> Work task: Determine how many lines in the entries below contain "this", and output only that number.

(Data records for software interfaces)
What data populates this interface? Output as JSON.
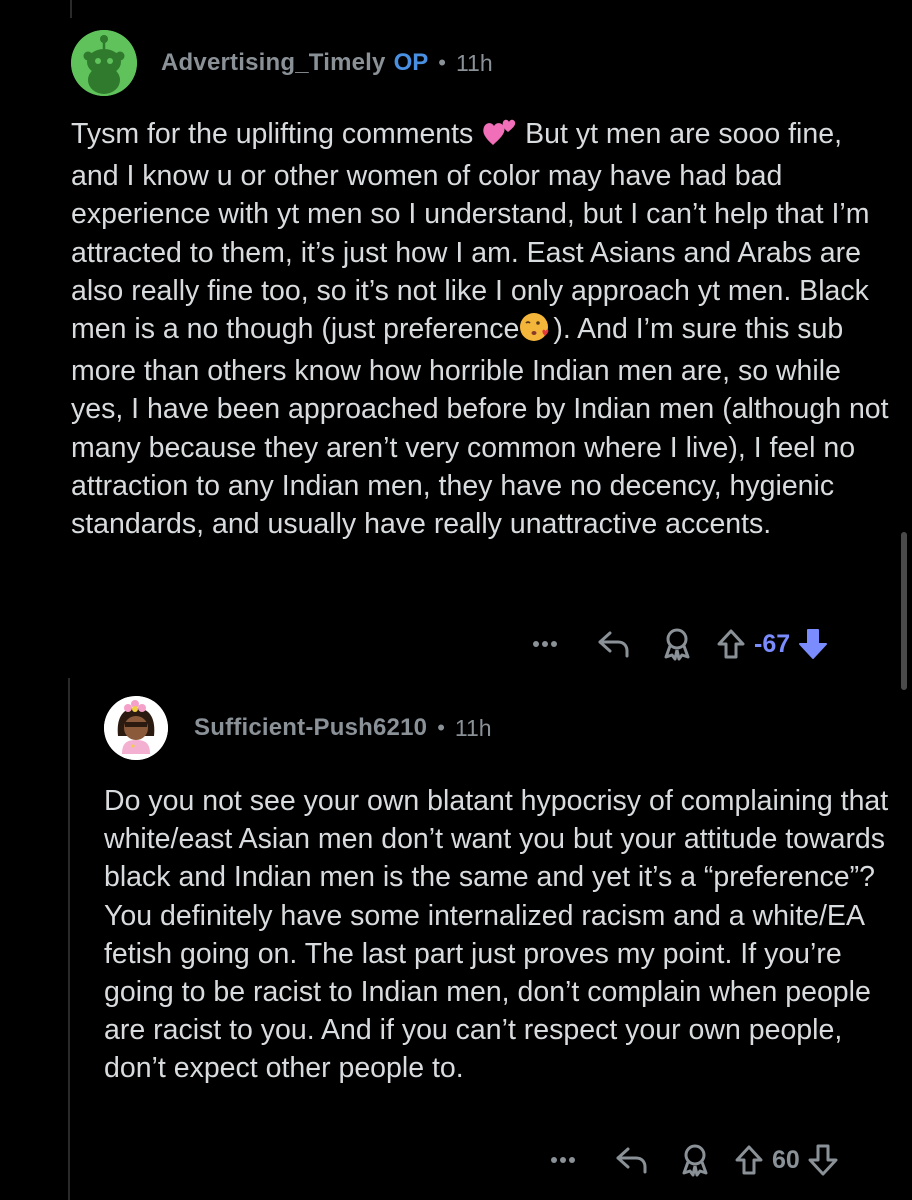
{
  "colors": {
    "background": "#000000",
    "text": "#d9dcde",
    "meta": "#8a9197",
    "op_badge": "#4a90e2",
    "downvoted": "#7b8cff",
    "avatar_green": "#5fc25a"
  },
  "comments": [
    {
      "username": "Advertising_Timely",
      "badge": "OP",
      "separator": "•",
      "time": "11h",
      "body": [
        {
          "text": "Tysm for the uplifting comments "
        },
        {
          "emoji": "two-hearts-emoji"
        },
        {
          "text": "  But yt men are sooo fine, and I know u or other women of color may have had bad experience with yt men so I understand, but I can’t help that I’m attracted to them, it’s just how I am. East Asians and Arabs are also really fine too, so it’s not like I only approach yt men. Black men is a no though (just preference"
        },
        {
          "emoji": "kissing-heart-emoji"
        },
        {
          "text": "). And I’m sure this sub more than others know how horrible Indian men are, so while yes, I have been approached before by Indian men (although not many because they aren’t very common where I live), I feel no attraction to any Indian men, they have no decency, hygienic standards, and usually have really unattractive accents."
        }
      ],
      "actions": {
        "more": "more-options-icon",
        "reply": "reply-icon",
        "award": "award-icon",
        "upvote": "upvote-icon",
        "score": "-67",
        "downvote": "downvote-icon"
      }
    },
    {
      "username": "Sufficient-Push6210",
      "separator": "•",
      "time": "11h",
      "body": [
        {
          "text": "Do you not see your own blatant hypocrisy of complaining that white/east Asian men don’t want you but your attitude towards black and Indian men is the same and yet it’s a “preference”? You definitely have some internalized racism and a white/EA fetish going on. The last part just proves my point. If you’re going to be racist to Indian men, don’t complain when people are racist to you. And if you can’t respect your own people, don’t expect other people to."
        }
      ],
      "actions": {
        "more": "more-options-icon",
        "reply": "reply-icon",
        "award": "award-icon",
        "upvote": "upvote-icon",
        "score": "60",
        "downvote": "downvote-icon"
      }
    }
  ]
}
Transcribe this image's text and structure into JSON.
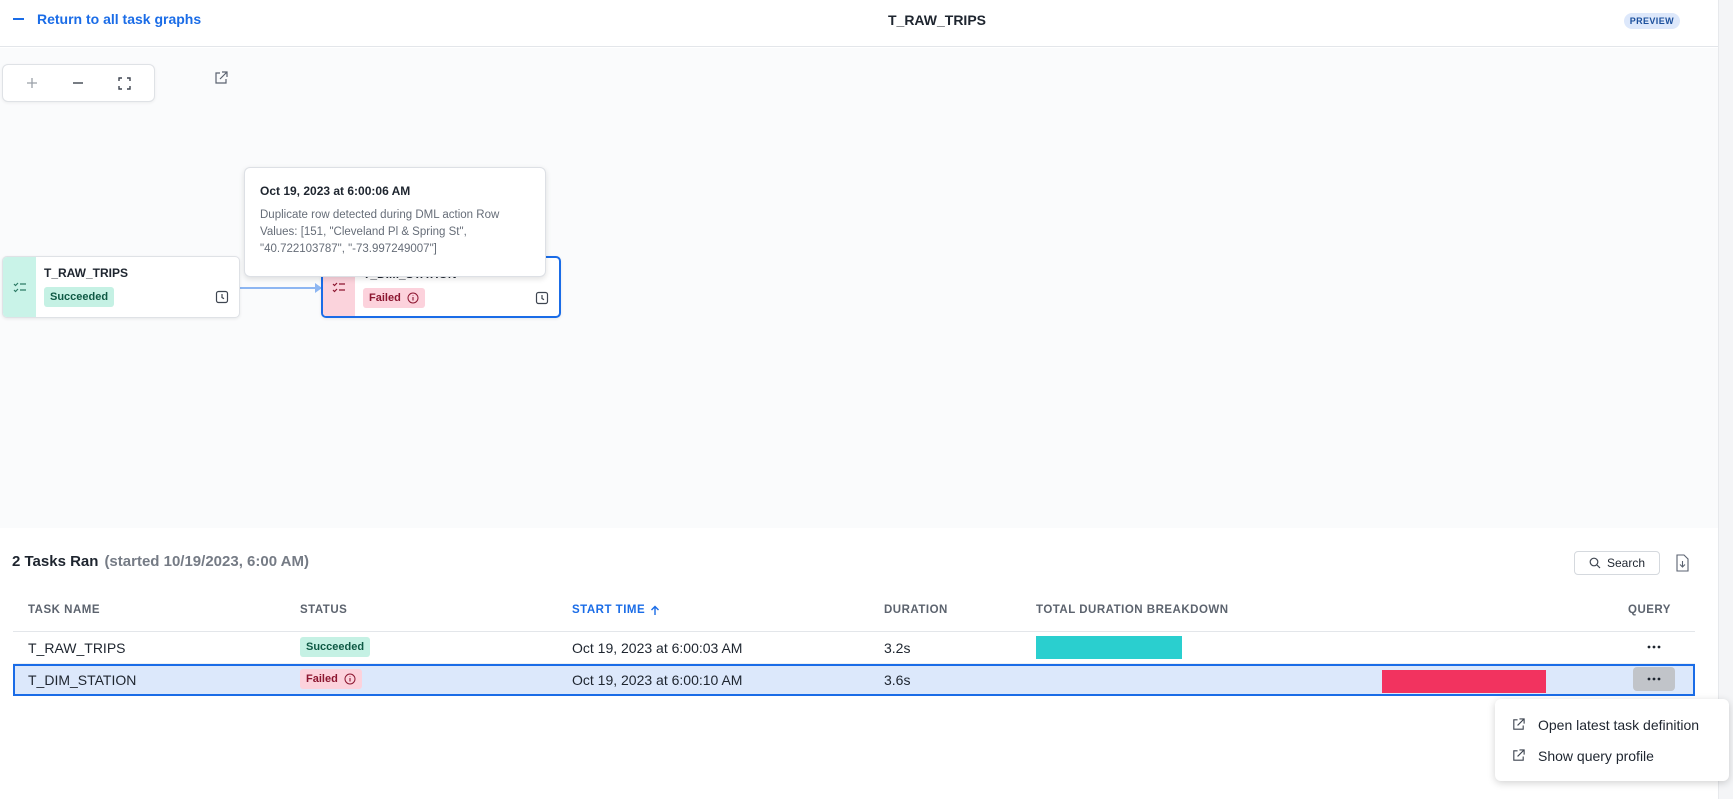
{
  "header": {
    "back_label": "Return to all task graphs",
    "title": "T_RAW_TRIPS",
    "preview_badge": "PREVIEW"
  },
  "graph": {
    "nodes": [
      {
        "name": "T_RAW_TRIPS",
        "status": "Succeeded"
      },
      {
        "name": "T_DIM_STATION",
        "status": "Failed"
      }
    ],
    "tooltip": {
      "title": "Oct 19, 2023 at 6:00:06 AM",
      "body": "Duplicate row detected during DML action Row Values: [151, \"Cleveland Pl & Spring St\", \"40.722103787\", \"-73.997249007\"]"
    }
  },
  "tasks": {
    "title": "2 Tasks Ran",
    "subtitle": "(started 10/19/2023, 6:00 AM)",
    "search_label": "Search",
    "columns": [
      "TASK NAME",
      "STATUS",
      "START TIME",
      "DURATION",
      "TOTAL DURATION BREAKDOWN",
      "QUERY"
    ],
    "rows": [
      {
        "name": "T_RAW_TRIPS",
        "status": "Succeeded",
        "start": "Oct 19, 2023 at 6:00:03 AM",
        "duration": "3.2s",
        "breakdown": {
          "start": 0.0,
          "end": 0.47,
          "color": "#2acfcf"
        }
      },
      {
        "name": "T_DIM_STATION",
        "status": "Failed",
        "start": "Oct 19, 2023 at 6:00:10 AM",
        "duration": "3.6s",
        "breakdown": {
          "start": 1.11,
          "end": 1.64,
          "color": "#f2335f"
        }
      }
    ]
  },
  "menu": {
    "items": [
      "Open latest task definition",
      "Show query profile"
    ]
  }
}
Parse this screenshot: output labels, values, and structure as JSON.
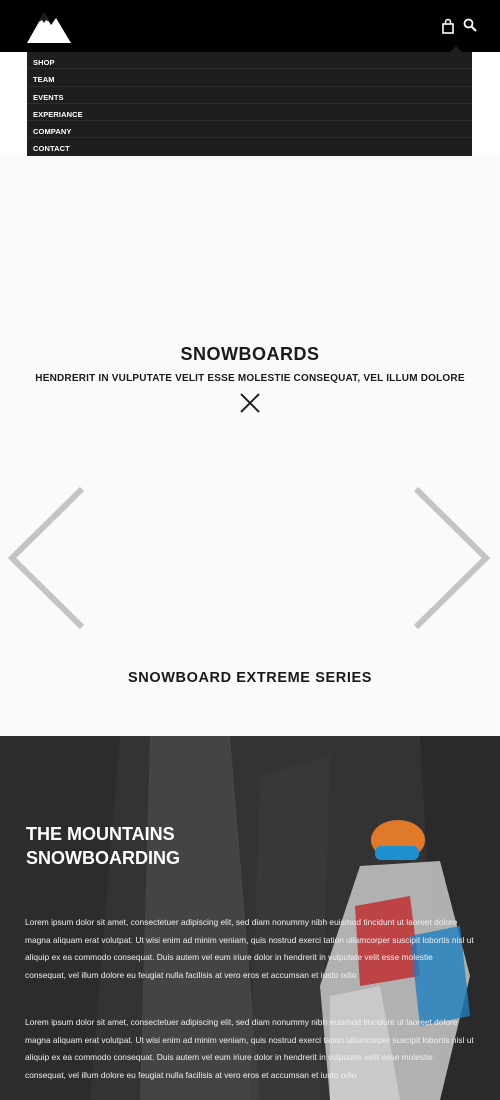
{
  "header": {
    "logo_icon": "mountain-logo-icon",
    "cart_icon": "shopping-bag-icon",
    "search_icon": "search-icon"
  },
  "menu": {
    "items": [
      {
        "label": "SHOP"
      },
      {
        "label": "TEAM"
      },
      {
        "label": "EVENTS"
      },
      {
        "label": "EXPERIANCE"
      },
      {
        "label": "COMPANY"
      },
      {
        "label": "CONTACT"
      }
    ]
  },
  "hero": {
    "title": "SNOWBOARDS",
    "subtitle": "HENDRERIT IN VULPUTATE VELIT ESSE MOLESTIE CONSEQUAT, VEL ILLUM DOLORE",
    "caption": "SNOWBOARD EXTREME SERIES",
    "prev_icon": "chevron-left-icon",
    "next_icon": "chevron-right-icon",
    "close_icon": "close-icon"
  },
  "section": {
    "title_line1": "THE MOUNTAINS",
    "title_line2": "SNOWBOARDING",
    "paragraph1": "Lorem ipsum dolor sit amet, consectetuer adipiscing elit, sed diam nonummy nibh euismod tincidunt ut laoreet dolore magna aliquam erat volutpat. Ut wisi enim ad minim veniam, quis nostrud exerci tation ullamcorper suscipit lobortis nisl ut aliquip ex ea commodo consequat. Duis autem vel eum iriure dolor in hendrerit in vulputate velit esse molestie consequat, vel illum dolore eu feugiat nulla facilisis at vero eros et accumsan et iusto odio",
    "paragraph2": "Lorem ipsum dolor sit amet, consectetuer adipiscing elit, sed diam nonummy nibh euismod tincidunt ut laoreet dolore magna aliquam erat volutpat. Ut wisi enim ad minim veniam, quis nostrud exerci tation ullamcorper suscipit lobortis nisl ut aliquip ex ea commodo consequat. Duis autem vel eum iriure dolor in hendrerit in vulputate velit esse molestie consequat, vel illum dolore eu feugiat nulla facilisis at vero eros et accumsan et iusto odio"
  },
  "colors": {
    "header_bg": "#000000",
    "menu_bg": "#1e1e1e",
    "text_dark": "#1a1a1a",
    "text_light": "#ffffff"
  }
}
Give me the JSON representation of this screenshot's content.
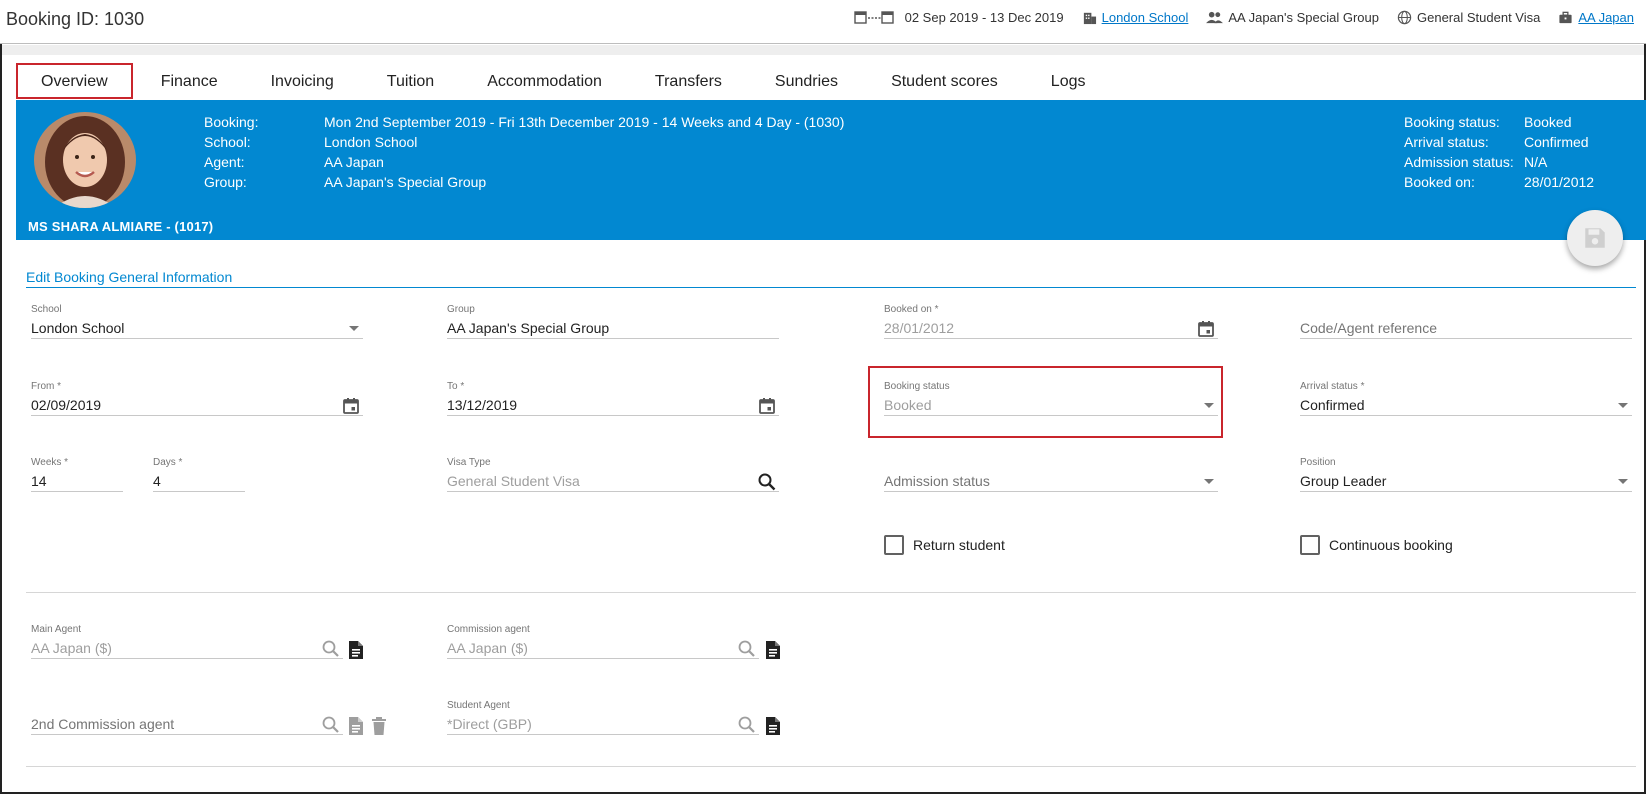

> Completed exercise: 5